After spending the first month of the season in the Lone Star State, the Longhorns finally hit the road. This trip to Morgantown marks their first road game of the season (they did play Rice in the Houston Texans’ stadium, but that ain’t a road game) and is one of only two times they have to leave the state in the regular season (the other is a mid-November trip to Ames). I was down on Texas over the summer, but they appear to be better than I anticipated. The offense in particular, appears to be on its way back to elite, which is good considering the defense has not been great and has also experienced some key injuries. In addition to being their first real road trip, this game also comes a week before their annual rivalry game with Oklahoma. The Longhorns have not covered the game immediately preceding Red River since 2011 (seven straight non-covers with a 3-4 straight up record). West Virginia is in an unusual spot coming into the game. Since joining the Big 12 in 2012, West Virginia has been a double-digit home underdog just twice (they covered both games and won one outright for what it’s worth). The Mountaineers are isolated from their conference brethren, who are all located in Texas or flyover country, so the trip to Morgantown is never an easy one. Plus, despite the muted preseason expectations, the Mountaineers do have the same record as Texas (3-1) with the team looking much improved after their narrow escape against James Madison and crushing defeat at Missouri. Texas is obviously the better team, but the other factors in this game; travel, rivalry game on deck, and injuries make West Virginia the play.
Pittsburgh +5 Duke

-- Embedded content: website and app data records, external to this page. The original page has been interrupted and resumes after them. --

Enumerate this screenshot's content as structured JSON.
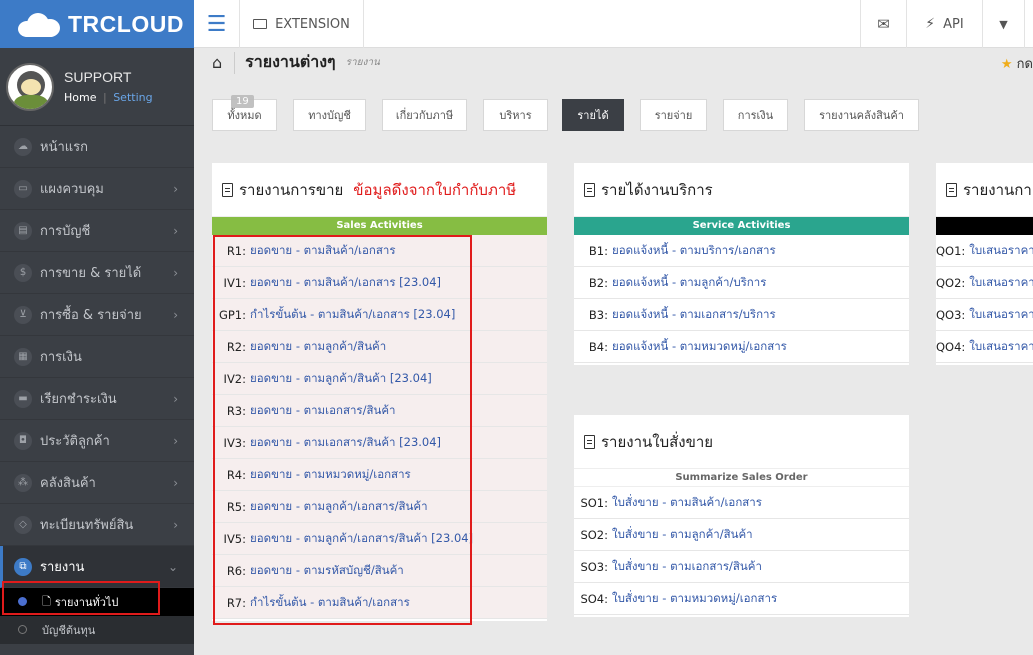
{
  "brand": {
    "name": "TRCLOUD"
  },
  "profile": {
    "name": "SUPPORT",
    "home": "Home",
    "separator": "|",
    "setting": "Setting"
  },
  "sidebar": {
    "items": [
      {
        "label": "หน้าแรก",
        "icon": "cloud-icon",
        "chevron": false
      },
      {
        "label": "แผงควบคุม",
        "icon": "monitor-icon",
        "chevron": true
      },
      {
        "label": "การบัญชี",
        "icon": "book-icon",
        "chevron": true
      },
      {
        "label": "การขาย & รายได้",
        "icon": "dollar-icon",
        "chevron": true
      },
      {
        "label": "การซื้อ & รายจ่าย",
        "icon": "cart-icon",
        "chevron": true
      },
      {
        "label": "การเงิน",
        "icon": "calendar-icon",
        "chevron": false
      },
      {
        "label": "เรียกชำระเงิน",
        "icon": "card-icon",
        "chevron": true
      },
      {
        "label": "ประวัติลูกค้า",
        "icon": "contact-icon",
        "chevron": true
      },
      {
        "label": "คลังสินค้า",
        "icon": "cubes-icon",
        "chevron": true
      },
      {
        "label": "ทะเบียนทรัพย์สิน",
        "icon": "diamond-icon",
        "chevron": true
      },
      {
        "label": "รายงาน",
        "icon": "report-icon",
        "chevron": true
      }
    ],
    "sub_items": [
      {
        "label": "รายงานทั่วไป"
      },
      {
        "label": "บัญชีต้นทุน"
      }
    ]
  },
  "topbar": {
    "extension": "EXTENSION",
    "api": "API"
  },
  "breadcrumb": {
    "title": "รายงานต่างๆ",
    "sub": "รายงาน"
  },
  "favorite": {
    "label": "กด"
  },
  "filters": [
    {
      "label": "ทั้งหมด",
      "badge": "19"
    },
    {
      "label": "ทางบัญชี"
    },
    {
      "label": "เกี่ยวกับภาษี"
    },
    {
      "label": "บริหาร"
    },
    {
      "label": "รายได้"
    },
    {
      "label": "รายจ่าย"
    },
    {
      "label": "การเงิน"
    },
    {
      "label": "รายงานคลังสินค้า"
    }
  ],
  "panels": {
    "sales": {
      "title": "รายงานการขาย",
      "note": "ข้อมูลดึงจากใบกำกับภาษี",
      "band": "Sales Activities",
      "rows": [
        {
          "code": "R1:",
          "text": "ยอดขาย - ตามสินค้า/เอกสาร"
        },
        {
          "code": "IV1:",
          "text": "ยอดขาย - ตามสินค้า/เอกสาร [23.04]"
        },
        {
          "code": "GP1:",
          "text": "กำไรขั้นต้น - ตามสินค้า/เอกสาร [23.04]"
        },
        {
          "code": "R2:",
          "text": "ยอดขาย - ตามลูกค้า/สินค้า"
        },
        {
          "code": "IV2:",
          "text": "ยอดขาย - ตามลูกค้า/สินค้า [23.04]"
        },
        {
          "code": "R3:",
          "text": "ยอดขาย - ตามเอกสาร/สินค้า"
        },
        {
          "code": "IV3:",
          "text": "ยอดขาย - ตามเอกสาร/สินค้า [23.04]"
        },
        {
          "code": "R4:",
          "text": "ยอดขาย - ตามหมวดหมู่/เอกสาร"
        },
        {
          "code": "R5:",
          "text": "ยอดขาย - ตามลูกค้า/เอกสาร/สินค้า"
        },
        {
          "code": "IV5:",
          "text": "ยอดขาย - ตามลูกค้า/เอกสาร/สินค้า [23.04]"
        },
        {
          "code": "R6:",
          "text": "ยอดขาย - ตามรหัสบัญชี/สินค้า"
        },
        {
          "code": "R7:",
          "text": "กำไรขั้นต้น - ตามสินค้า/เอกสาร"
        }
      ]
    },
    "service": {
      "title": "รายได้งานบริการ",
      "band": "Service Activities",
      "rows": [
        {
          "code": "B1:",
          "text": "ยอดแจ้งหนี้ - ตามบริการ/เอกสาร"
        },
        {
          "code": "B2:",
          "text": "ยอดแจ้งหนี้ - ตามลูกค้า/บริการ"
        },
        {
          "code": "B3:",
          "text": "ยอดแจ้งหนี้ - ตามเอกสาร/บริการ"
        },
        {
          "code": "B4:",
          "text": "ยอดแจ้งหนี้ - ตามหมวดหมู่/เอกสาร"
        }
      ]
    },
    "salesorder": {
      "title": "รายงานใบสั่งขาย",
      "band": "Summarize Sales Order",
      "rows": [
        {
          "code": "SO1:",
          "text": "ใบสั่งขาย - ตามสินค้า/เอกสาร"
        },
        {
          "code": "SO2:",
          "text": "ใบสั่งขาย - ตามลูกค้า/สินค้า"
        },
        {
          "code": "SO3:",
          "text": "ใบสั่งขาย - ตามเอกสาร/สินค้า"
        },
        {
          "code": "SO4:",
          "text": "ใบสั่งขาย - ตามหมวดหมู่/เอกสาร"
        }
      ]
    },
    "quote": {
      "title": "รายงานกา",
      "rows": [
        {
          "code": "QO1:",
          "text": "ใบเสนอราคา"
        },
        {
          "code": "QO2:",
          "text": "ใบเสนอราคา"
        },
        {
          "code": "QO3:",
          "text": "ใบเสนอราคา"
        },
        {
          "code": "QO4:",
          "text": "ใบเสนอราคา"
        }
      ]
    }
  }
}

After a humbling opener against of one of college football’s best teams, Duke has quietly won three games in a row and appears poised to qualify for their seventh bowl game in the past eight seasons. The Blue Devils have also yet to drop a conference game, so they have a chance to vault into contention in the Coastal division of the ACC. However, before we go anointing them as Virginia’s biggest challenger to be sacrificed to Clemson on the altar in Charlotte, let’s take a quick glance at their schedule. Since their loss to Alabama, the Blue Devils have beaten NC A&T (FCS), Middle Tennessee (no wins against FBS teams), and Virginia Tech (dumpster fire, one FBS win against Old Dominion). The Blue Devils have dominated in those three games, but the market might be overrating them (at least to the extent that is possible with Duke football). Pitt will obviously represent the stiffest test for Duke since their opener. The Panthers have one of the more underrated defenses in college football, holding explosive offenses Penn State and UCF to a combined five offensive touchdowns. The Panthers fell to Penn State thanks to some questionable strategy by head coach Pat Narduzzi, but upset UCF with the help of a totally original fourth down play call. Following that upset of UCF, the Panthers treated their next opponent, Delaware from the FCS, like a bye week and sat several of their banged up starters. The Panthers narrowly escaped the Blue Hens (we’ll have to get Mike Leach’s opinion on that battle), and that margin is probably impacting this line. Pitt outgained the Blue Hens by over 270 yards and allowed under three yards per play. Sometimes a close victory against an FCS team can portend bad things (see Virginia Tech), but in Pitt’s case, I think it had more to do with the Panthers resting some starters as well as the hangover effect of an emotional pair of games. Pitt could once again be missing a few starters in this contest, but with a bye on tap, they should go all out. The Panthers have won five of six in this series since joining the ACC and they are 13-5 ATS under Narduzzi as a road underdog with six outright upsets. Plus, the one area where David Cutcliffe has not excelled at Duke is as a home favorite. The Blue Devils are just 7-13 ATS over the past five seasons in the role, including 3-11 ATS in their last fourteen games. Take Pitt to cover and potentially win outright.